New research on the benefits of early impact entrepreneurship education
New research by the Amsterdam University of Applied Sciences, which the City of Amsterdam commissioned, finds that Fawaka Entrepreneurship School's programmes seem to reduce the differences between how boys and girls in primary schools perceive their abilities.
Fawaka Entrepreneurship School offers educational programmes to empower primary school children, regardless of their background or neighbourhood, to make a positive difference through entrepreneurship.
In 2021, Amsterdam Impact, the City of Amsterdam's impact entrepreneurship initiative, worked with Fawaka to deliver an impact-driven entrepreneurship programme to about 450 Amsterdam primary school children (groups 6 to 8) in Amsterdam. Commissioned by Amsterdam Impact, the Amsterdam University of Applied Sciences (AUAS) researched the outcomes of Fawaka's programme by interviewing the participating children and their parents.
The research shows that even short-term programmes on impact entrepreneurship can make a difference for children. For example, many children who joined Fawaka's educational activities said they knew more about entrepreneurship and sustainability and could also see the links between these two crucial topics.

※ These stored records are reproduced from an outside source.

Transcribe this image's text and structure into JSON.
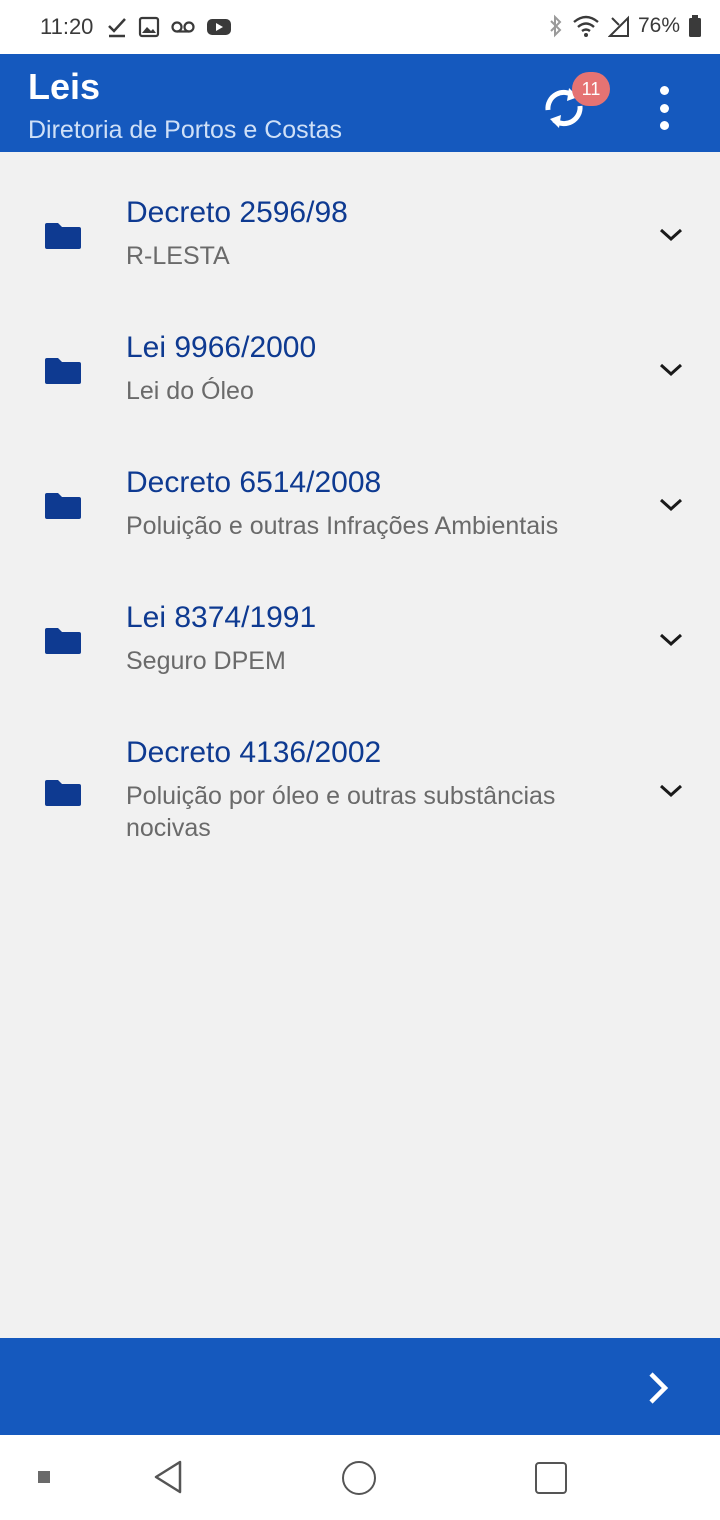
{
  "status_bar": {
    "time": "11:20",
    "battery": "76%",
    "left_icons": [
      "check-icon",
      "image-icon",
      "voicemail-icon",
      "youtube-icon"
    ],
    "right_icons": [
      "bluetooth-icon",
      "wifi-icon",
      "signal-icon",
      "battery-icon"
    ]
  },
  "app_bar": {
    "title": "Leis",
    "subtitle": "Diretoria de Portos e Costas",
    "sync_badge": "11",
    "background": "#1559be"
  },
  "laws": [
    {
      "title": "Decreto 2596/98",
      "subtitle": "R-LESTA"
    },
    {
      "title": "Lei 9966/2000",
      "subtitle": "Lei do Óleo"
    },
    {
      "title": "Decreto 6514/2008",
      "subtitle": "Poluição e outras Infrações Ambientais"
    },
    {
      "title": "Lei 8374/1991",
      "subtitle": "Seguro DPEM"
    },
    {
      "title": "Decreto 4136/2002",
      "subtitle": "Poluição por óleo e outras substâncias nocivas"
    }
  ],
  "colors": {
    "title_text": "#0e3a91",
    "folder_icon": "#0e3a91",
    "subtitle_text": "#6a6a6a",
    "badge": "#e57373"
  }
}
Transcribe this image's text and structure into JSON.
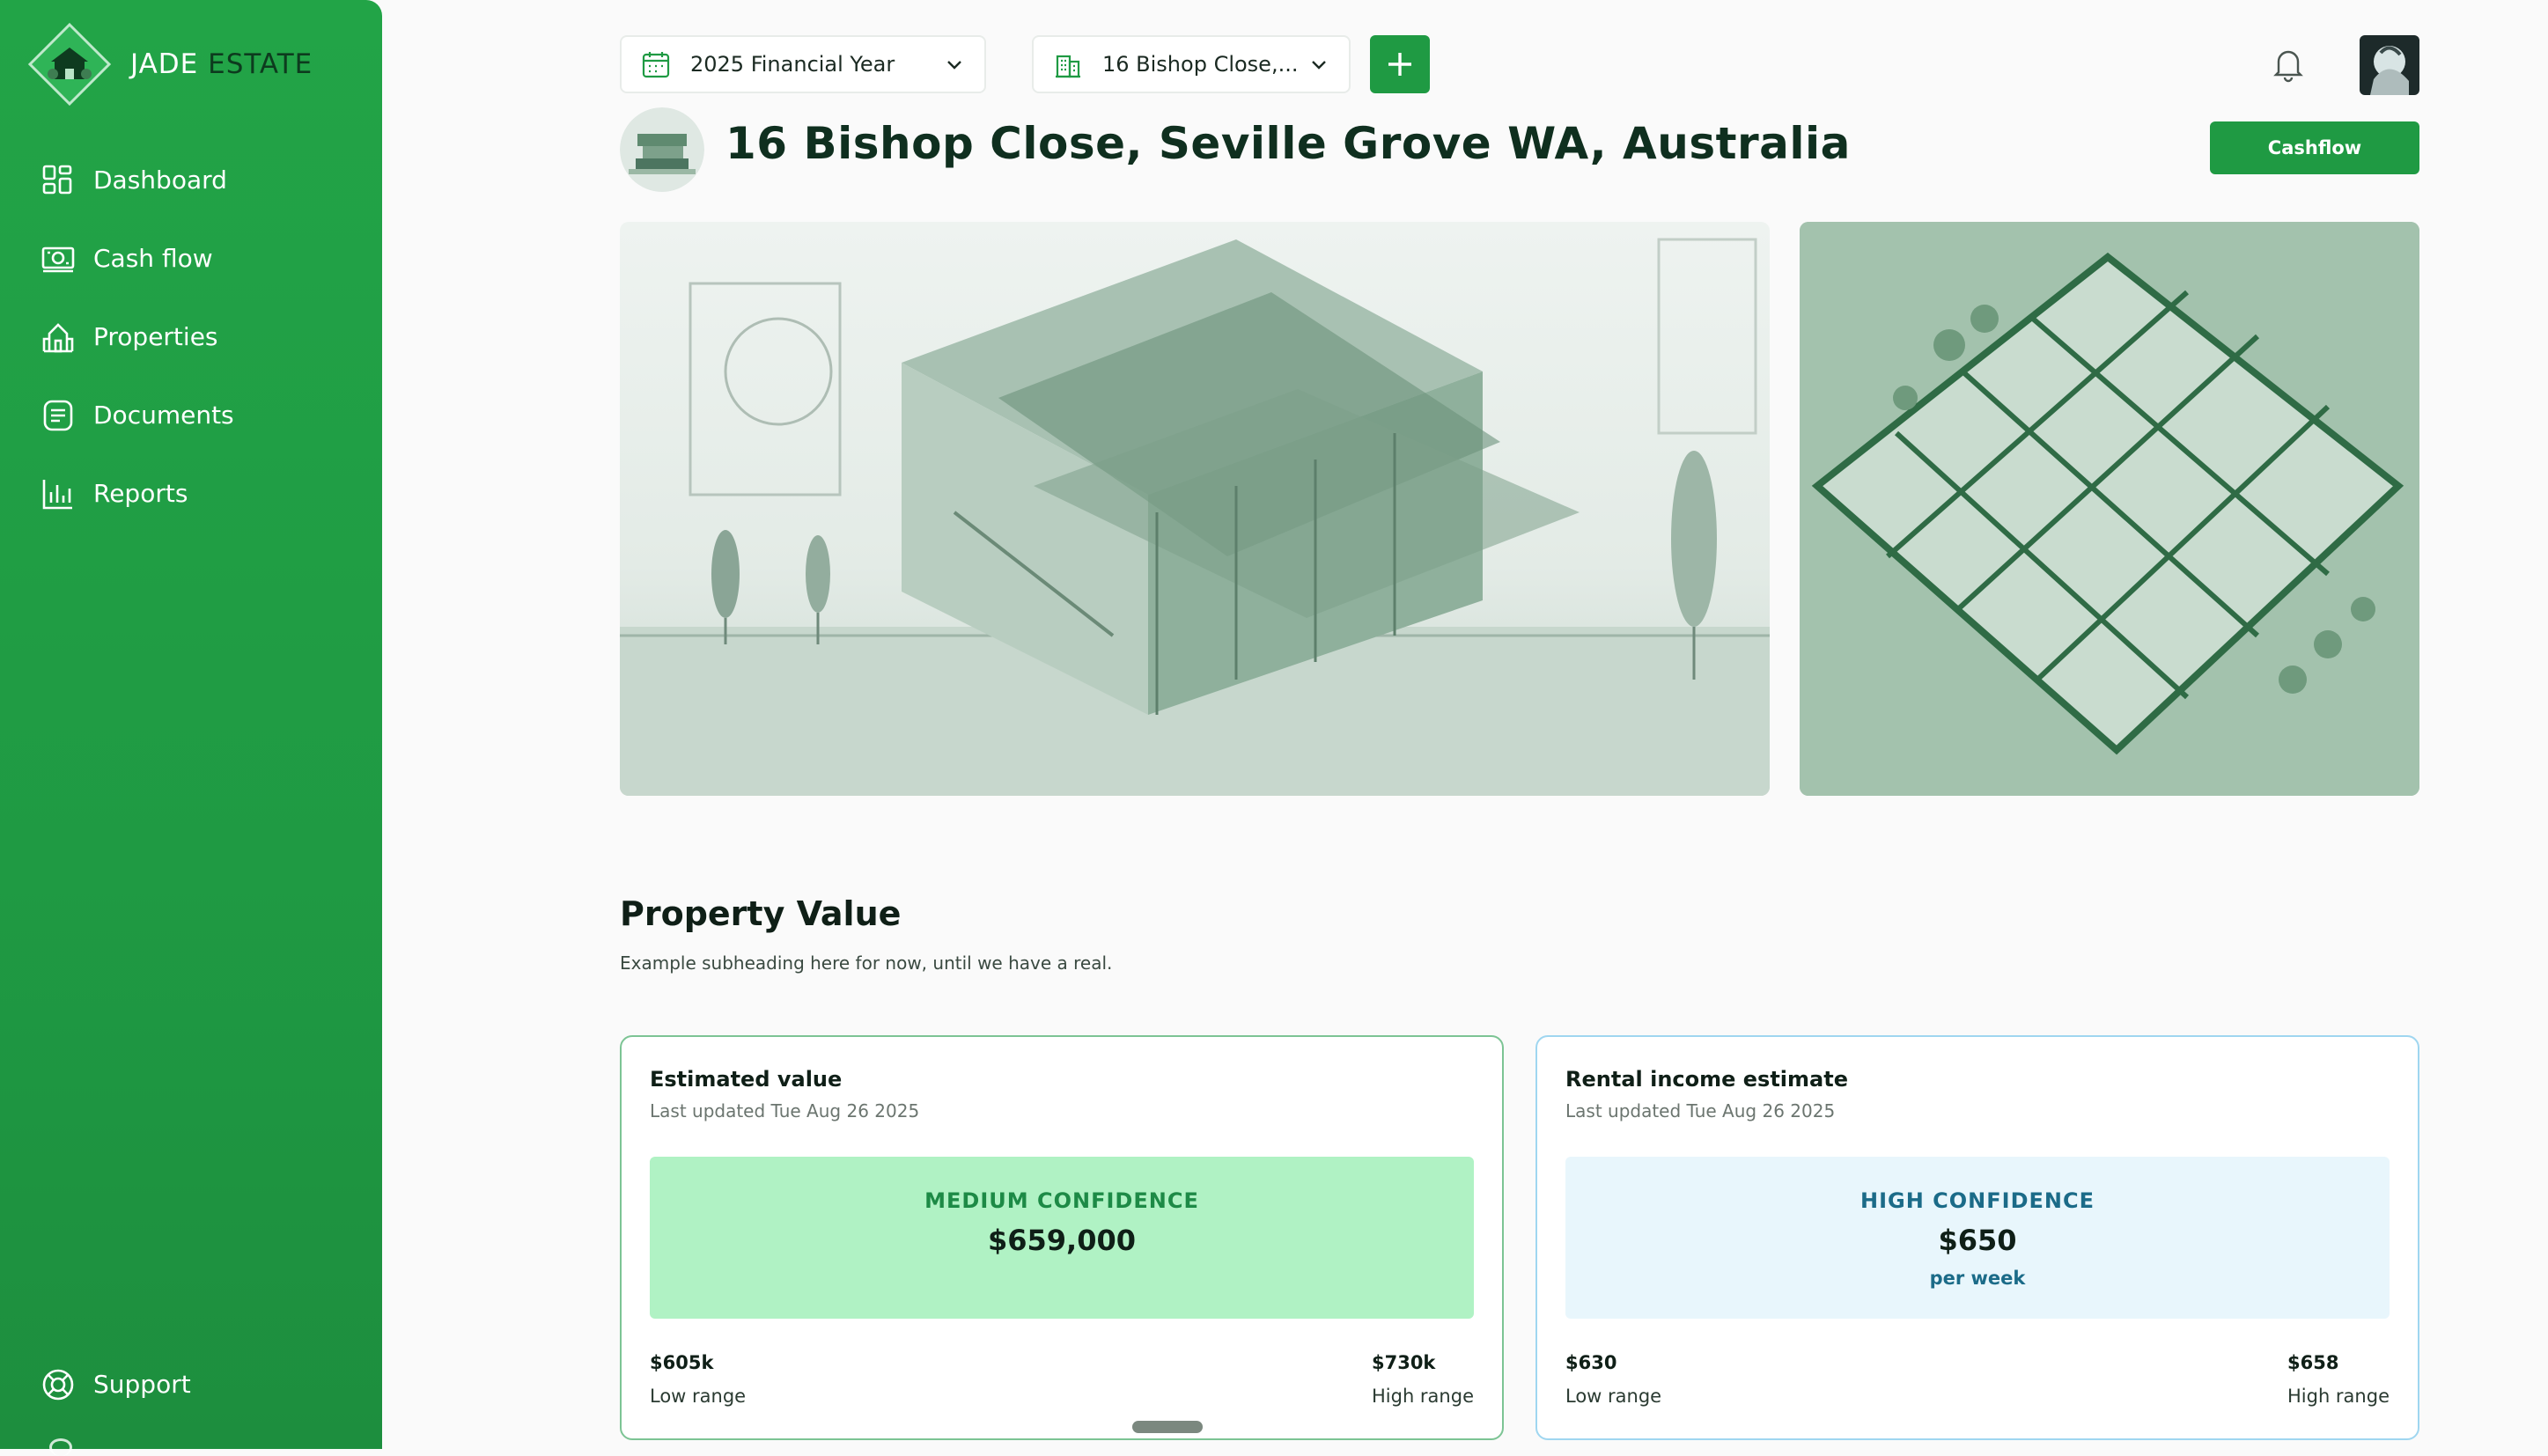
{
  "brand": {
    "name_part1": "JADE",
    "name_part2": "ESTATE"
  },
  "sidebar": {
    "items": [
      {
        "label": "Dashboard",
        "icon": "dashboard-icon"
      },
      {
        "label": "Cash flow",
        "icon": "cash-icon"
      },
      {
        "label": "Properties",
        "icon": "properties-icon"
      },
      {
        "label": "Documents",
        "icon": "documents-icon"
      },
      {
        "label": "Reports",
        "icon": "reports-icon"
      }
    ],
    "support_label": "Support"
  },
  "topbar": {
    "year_selector": "2025 Financial Year",
    "property_selector": "16 Bishop Close,...",
    "add_icon": "plus-icon",
    "notification_icon": "bell-icon"
  },
  "header": {
    "title": "16 Bishop Close, Seville Grove WA, Australia",
    "cashflow_button": "Cashflow"
  },
  "property_value": {
    "title": "Property Value",
    "subtitle": "Example subheading here for now, until we have a real."
  },
  "estimated_value": {
    "title": "Estimated value",
    "updated": "Last updated Tue Aug 26 2025",
    "confidence": "MEDIUM CONFIDENCE",
    "value": "$659,000",
    "low_value": "$605k",
    "low_label": "Low range",
    "high_value": "$730k",
    "high_label": "High range"
  },
  "rental_estimate": {
    "title": "Rental income estimate",
    "updated": "Last updated Tue Aug 26 2025",
    "confidence": "HIGH CONFIDENCE",
    "value": "$650",
    "per": "per week",
    "low_value": "$630",
    "low_label": "Low range",
    "high_value": "$658",
    "high_label": "High range"
  },
  "colors": {
    "brand_green": "#1f9a43",
    "medium_confidence_bg": "#b0f2c4",
    "high_confidence_bg": "#e8f6fc"
  }
}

More children also see a role for companies in solving social problems. As one of the participants puts it: "[A company] has to do something good for the world. But if it doesn't do that, it should never again do anything bad."
In addition, Fawaka's programmes seem to reduce differences between how boys and girls perceive the level of their skills, explains Maarten Hogenstijn, research leader and senior social entrepreneurship researcher at AUAS. "Before and after the programme, we asked children to rate themselves on several skills, such as creativity, collaboration and presenting. Boys rate themselves higher beforehand; afterwards, the scores of boys and girls are almost the same".
The differences vanish when asked whether they want to start a company themselves. "This finding contradicts previous research on entrepreneurship education for children," says Hogenstijn. "That piece of research was on a competitive program on profit-driven entrepreneurship, while Fawaka's programmes are playful and focus on social and sustainable entrepreneurship," he adds.
"The AUAS research has been invaluable to us as an organisation. We now know even better what the children are learning in our programmes, what the impact is and where we can increase it. In addition, the findings allow us to offer increasingly better support to schools, which find themselves in a sector with many challenges," says Fawaka director Thiëmo Heilbron.
"The results of the AUAS research are a valuable first step towards more knowledge on the effects of entrepreneurship programmes for children, which is very promising for international collaboration," says Ellen Oetelmans, director of Amsterdam Impact.
Amsterdam Impact, Fawaka Entrepreneurship School and Amsterdam University of Applied Sciences have mapped similar initiatives worldwide and are working to build an international consortium to exchange knowledge about and keep developing impact entrepreneurship programmes for education for children.